- **Task prompt**: The string "label" appears in some lines of the data. Report how many, with no other words.

- **Exercise data**:
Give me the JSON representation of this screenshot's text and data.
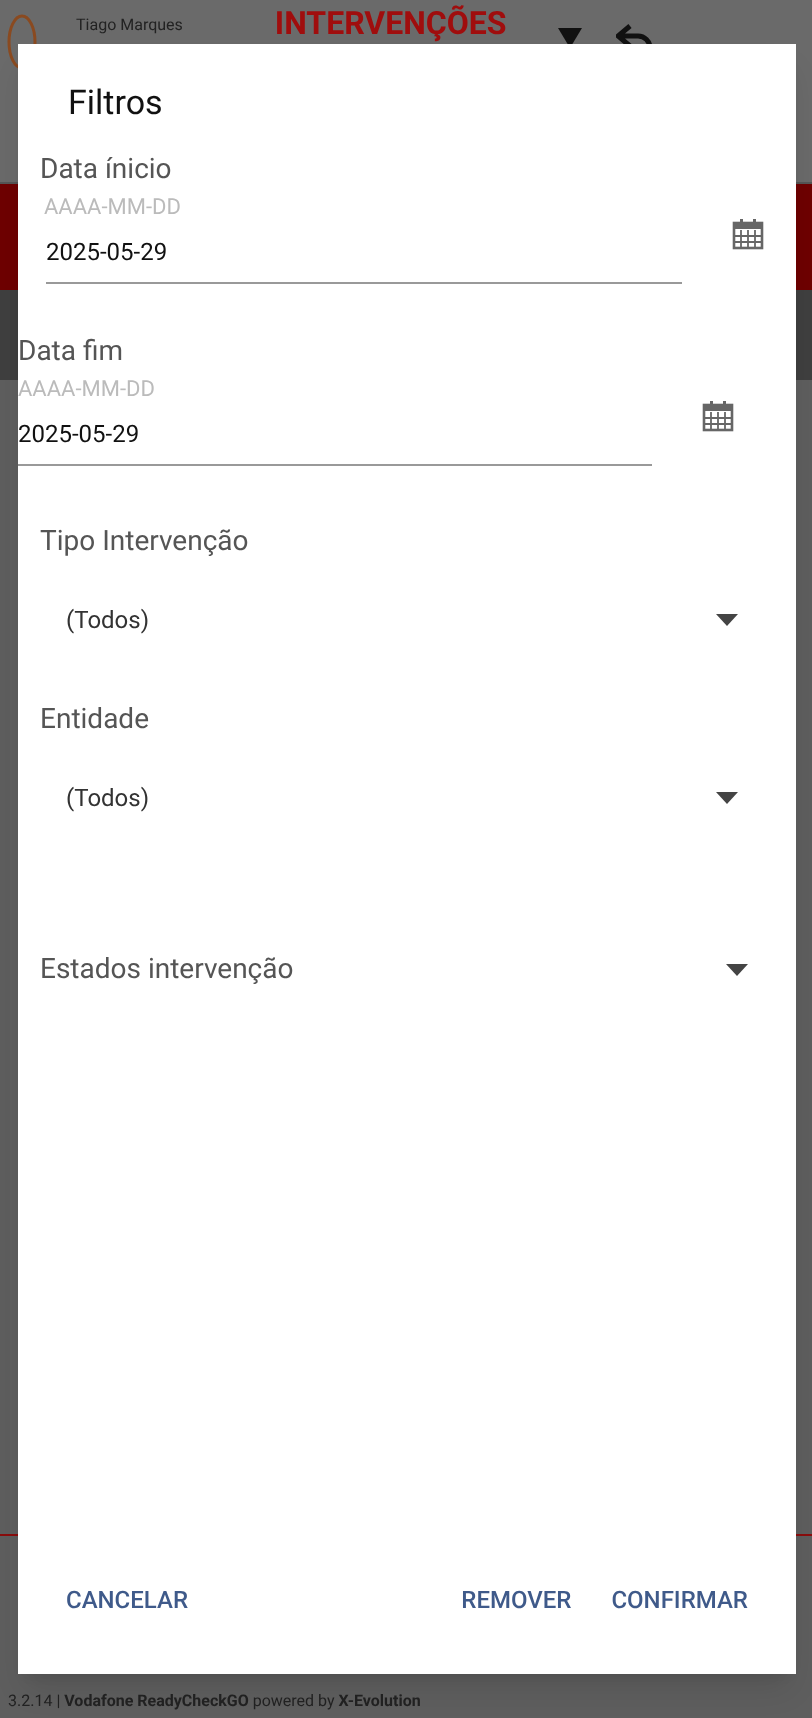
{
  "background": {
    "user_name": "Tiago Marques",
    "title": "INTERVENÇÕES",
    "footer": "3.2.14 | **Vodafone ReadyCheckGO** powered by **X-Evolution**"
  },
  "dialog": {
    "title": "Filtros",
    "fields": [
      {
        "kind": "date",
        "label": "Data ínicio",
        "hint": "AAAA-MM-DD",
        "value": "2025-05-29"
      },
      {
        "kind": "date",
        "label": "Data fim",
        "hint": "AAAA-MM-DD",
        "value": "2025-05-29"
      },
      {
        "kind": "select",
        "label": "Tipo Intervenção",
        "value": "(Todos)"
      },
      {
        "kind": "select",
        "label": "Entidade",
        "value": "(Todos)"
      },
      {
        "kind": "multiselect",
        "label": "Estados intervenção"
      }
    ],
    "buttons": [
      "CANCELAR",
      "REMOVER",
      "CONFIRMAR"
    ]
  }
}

- **Task output**: 5